  4. I credited everyone else with absolute competence. It didn’t occur to me that (at least some of the) other drivers might feel uncertain about what they were doing. And that made the gulf enormous: us and them and I was evidently useless and could never become one of ‘them’. More than this, far worse, I began to sub-consciously associate the ability to drive with competence. And my sense of self-worth quietly eroded.
  5. I was terrified about what everyone thought. Making a fool of myself by not overtaking at the right time, or holding up a line of traffic by not spotting the gap to turn into. That mattered. So much. So much that it kept me off the road. Never mind that to them it would’ve been fleeting irritation at worst. And that, really, if they were that unhappy about someone else’s driving they were seriously in need of a new hobby or some meditation or something.
  6. I didn’t do anything about it. At first it because there was no need, and then it was because I was embarrassed and scared. But I let the rot set in and it grew rottener and rottener.

It was so readily done. Half a lifetime of talking myself out of the ability to do something. I’m working on fixing it (coming soon!).

Five things we learned on our camp trip

We spent the last few days camping with friends. It felt like going home. Moments of joy while feeling fully myself among people I care about and admire. We paid very little heed to the clock, and watched the skies and the trees instead. Here are some things we learned.

1. You need (at least) three breakfasts

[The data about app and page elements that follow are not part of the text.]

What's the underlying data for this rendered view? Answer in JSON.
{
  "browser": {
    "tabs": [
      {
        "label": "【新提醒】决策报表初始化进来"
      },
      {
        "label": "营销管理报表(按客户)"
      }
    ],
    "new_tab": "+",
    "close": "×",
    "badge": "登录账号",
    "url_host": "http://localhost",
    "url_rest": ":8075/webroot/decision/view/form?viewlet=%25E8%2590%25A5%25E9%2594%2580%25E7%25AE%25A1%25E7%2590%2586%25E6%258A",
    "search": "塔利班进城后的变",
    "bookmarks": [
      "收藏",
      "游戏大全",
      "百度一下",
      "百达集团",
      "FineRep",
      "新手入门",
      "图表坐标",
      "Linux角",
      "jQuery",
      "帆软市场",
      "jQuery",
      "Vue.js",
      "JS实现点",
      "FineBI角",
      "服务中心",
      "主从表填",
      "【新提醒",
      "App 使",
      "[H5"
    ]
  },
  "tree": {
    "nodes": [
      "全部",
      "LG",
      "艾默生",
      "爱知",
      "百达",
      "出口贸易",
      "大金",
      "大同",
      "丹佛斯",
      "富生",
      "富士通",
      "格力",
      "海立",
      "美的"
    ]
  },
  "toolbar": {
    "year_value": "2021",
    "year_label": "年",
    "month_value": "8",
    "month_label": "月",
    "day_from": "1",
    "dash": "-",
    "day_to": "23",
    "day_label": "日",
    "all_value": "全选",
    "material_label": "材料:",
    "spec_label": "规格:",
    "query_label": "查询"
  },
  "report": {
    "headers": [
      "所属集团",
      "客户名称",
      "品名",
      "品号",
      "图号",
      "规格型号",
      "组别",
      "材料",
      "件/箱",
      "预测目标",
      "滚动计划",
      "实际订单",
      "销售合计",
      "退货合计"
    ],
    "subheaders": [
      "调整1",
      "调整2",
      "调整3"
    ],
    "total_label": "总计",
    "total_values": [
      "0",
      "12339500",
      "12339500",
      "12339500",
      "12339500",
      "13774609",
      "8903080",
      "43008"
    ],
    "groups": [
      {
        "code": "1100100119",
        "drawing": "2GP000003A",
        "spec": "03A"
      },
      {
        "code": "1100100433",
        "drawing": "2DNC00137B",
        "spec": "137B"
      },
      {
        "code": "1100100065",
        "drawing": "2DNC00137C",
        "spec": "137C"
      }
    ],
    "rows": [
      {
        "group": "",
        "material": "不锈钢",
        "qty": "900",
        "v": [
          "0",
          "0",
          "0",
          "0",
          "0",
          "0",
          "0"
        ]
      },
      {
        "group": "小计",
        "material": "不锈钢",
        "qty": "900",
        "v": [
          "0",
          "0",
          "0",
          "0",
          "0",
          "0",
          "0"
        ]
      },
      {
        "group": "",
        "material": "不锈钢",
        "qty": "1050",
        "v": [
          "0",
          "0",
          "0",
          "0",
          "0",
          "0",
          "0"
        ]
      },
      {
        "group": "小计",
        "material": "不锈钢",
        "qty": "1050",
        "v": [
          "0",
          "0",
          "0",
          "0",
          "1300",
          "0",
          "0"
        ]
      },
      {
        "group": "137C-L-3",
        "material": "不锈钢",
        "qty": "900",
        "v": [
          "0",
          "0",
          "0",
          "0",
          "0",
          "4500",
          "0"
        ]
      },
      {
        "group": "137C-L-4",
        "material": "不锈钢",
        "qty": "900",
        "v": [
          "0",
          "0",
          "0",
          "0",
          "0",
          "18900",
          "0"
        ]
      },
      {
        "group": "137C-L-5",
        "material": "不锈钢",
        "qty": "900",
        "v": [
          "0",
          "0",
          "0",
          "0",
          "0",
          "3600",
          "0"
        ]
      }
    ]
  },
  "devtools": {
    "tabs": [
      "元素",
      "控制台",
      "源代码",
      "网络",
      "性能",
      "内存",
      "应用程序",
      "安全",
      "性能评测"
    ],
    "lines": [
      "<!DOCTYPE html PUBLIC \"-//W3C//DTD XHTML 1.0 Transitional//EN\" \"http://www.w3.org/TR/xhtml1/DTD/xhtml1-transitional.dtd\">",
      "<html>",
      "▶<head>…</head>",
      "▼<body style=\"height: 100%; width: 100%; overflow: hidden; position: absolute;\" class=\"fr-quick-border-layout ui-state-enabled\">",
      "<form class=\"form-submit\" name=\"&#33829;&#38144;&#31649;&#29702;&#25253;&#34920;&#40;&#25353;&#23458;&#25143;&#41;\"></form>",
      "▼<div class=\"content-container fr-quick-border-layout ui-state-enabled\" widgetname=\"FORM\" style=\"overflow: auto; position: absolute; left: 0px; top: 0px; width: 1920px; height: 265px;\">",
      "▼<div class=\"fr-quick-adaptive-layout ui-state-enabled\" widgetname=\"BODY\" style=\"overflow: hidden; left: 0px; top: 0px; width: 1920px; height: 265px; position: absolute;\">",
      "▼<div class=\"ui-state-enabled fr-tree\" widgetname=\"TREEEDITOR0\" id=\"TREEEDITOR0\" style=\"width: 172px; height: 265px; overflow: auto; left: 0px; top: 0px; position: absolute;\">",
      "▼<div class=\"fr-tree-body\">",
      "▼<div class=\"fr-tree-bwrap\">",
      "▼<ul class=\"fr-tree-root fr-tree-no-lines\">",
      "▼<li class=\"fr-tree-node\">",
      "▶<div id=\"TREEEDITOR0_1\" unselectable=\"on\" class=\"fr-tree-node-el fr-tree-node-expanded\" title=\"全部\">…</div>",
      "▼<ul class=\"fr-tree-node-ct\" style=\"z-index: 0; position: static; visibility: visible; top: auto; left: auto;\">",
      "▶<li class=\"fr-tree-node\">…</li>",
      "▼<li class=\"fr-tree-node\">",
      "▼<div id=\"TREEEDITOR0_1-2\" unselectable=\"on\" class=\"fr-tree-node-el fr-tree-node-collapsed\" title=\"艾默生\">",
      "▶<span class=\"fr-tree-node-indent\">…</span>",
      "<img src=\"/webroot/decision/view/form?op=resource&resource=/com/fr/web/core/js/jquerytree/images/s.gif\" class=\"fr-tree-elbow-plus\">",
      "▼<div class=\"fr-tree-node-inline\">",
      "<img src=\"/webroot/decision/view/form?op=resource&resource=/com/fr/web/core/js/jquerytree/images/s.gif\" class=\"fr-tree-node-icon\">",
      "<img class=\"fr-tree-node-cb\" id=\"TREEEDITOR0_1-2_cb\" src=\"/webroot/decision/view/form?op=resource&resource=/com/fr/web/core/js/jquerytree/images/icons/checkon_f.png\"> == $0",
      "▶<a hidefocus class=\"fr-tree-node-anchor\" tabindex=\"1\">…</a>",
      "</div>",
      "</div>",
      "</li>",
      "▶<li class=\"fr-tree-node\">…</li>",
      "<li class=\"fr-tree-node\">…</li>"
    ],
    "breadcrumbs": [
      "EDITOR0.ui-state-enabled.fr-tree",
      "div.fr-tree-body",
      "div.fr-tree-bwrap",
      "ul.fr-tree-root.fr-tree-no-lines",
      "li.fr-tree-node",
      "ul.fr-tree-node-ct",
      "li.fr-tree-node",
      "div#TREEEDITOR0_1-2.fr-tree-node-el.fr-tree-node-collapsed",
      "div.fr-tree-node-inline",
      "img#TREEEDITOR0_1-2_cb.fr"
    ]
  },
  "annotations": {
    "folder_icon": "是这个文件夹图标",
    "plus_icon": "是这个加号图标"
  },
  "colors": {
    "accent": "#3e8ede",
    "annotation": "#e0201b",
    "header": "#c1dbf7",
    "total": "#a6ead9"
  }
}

Brioche and scotch pancakes have become our starter breakfast of choice. Instantly grabbable from the sleeping bag for waking-up munchies. Minimal crumb-age. Sweet and comforting to ease you into the morning, but not too sweet. Great for fueling up while unearthing the crayons and football (Ro and H) or making the first tea of the morning (Rich). I was asleep.

Ro and H follow that up with a roaming menu of ‘cereal with red bits’, apricots, raisins and whatever else they can forage while drawing, waking up our friends, creating caves for midges or playing some version of football.

We then cook sausages (of course).

2. Woody Debris Dams are a thing

Richard told me about this on our walk. When twigs and things get caught up in a stream they form  a natural barrier. It also has a more technical name that doesn’t sound as good (just say ‘wooden debris dam’ aloud for a moment). They are healthy for rivers because they promote biodiversity though creating habitats and establishing a natural flow.

Here’s what one looks like:

P1040591

3. Take more blankets than you think you need

You can do so much with a blanket. Picnic. Dress up as Elsa or other icon of choice. Mop up a spill or towel yourself dry if you can’t be bothered to find the towel. Layer over roll-mats to create extra insulation and warmth. Layer over sleeping bags/duvets for same. Drape over shoulders for post-dusk hot chocolate/whiskey. Wrap around your feet when it’s 3am and you’ve not slept because your toes are jangling with cold.

4. The mundane is no longer so

So much of camping is about the basics – preparing the next meal (or cup of tea), trying to keep the inside of the tent relatively mud-free and dry. And so the basics take on a magical slow quality of their own. Everyone sat chopping veg together, or the littles harvesting buttercups during a washing up session. Conversations are opened and everything is interesting. Indeed, when I asked Ro about her favourite bits of the trip, up there was “When that man let me watch him clean the toilets.”

5. The optimum number of footballs is one per child

Ro and her friend Ed spent much of the time running around with a football. And fairly frequently, as you might expect with two 4 year olds, a tussle broke out about whose ball it was/whose turn it is/what game was being played. And then the second ball was offered. Cue the end of arguments, around 30 seconds of playing separately followed by some newly invented game bringing them together again. An abundance of footballs, an abundance of play.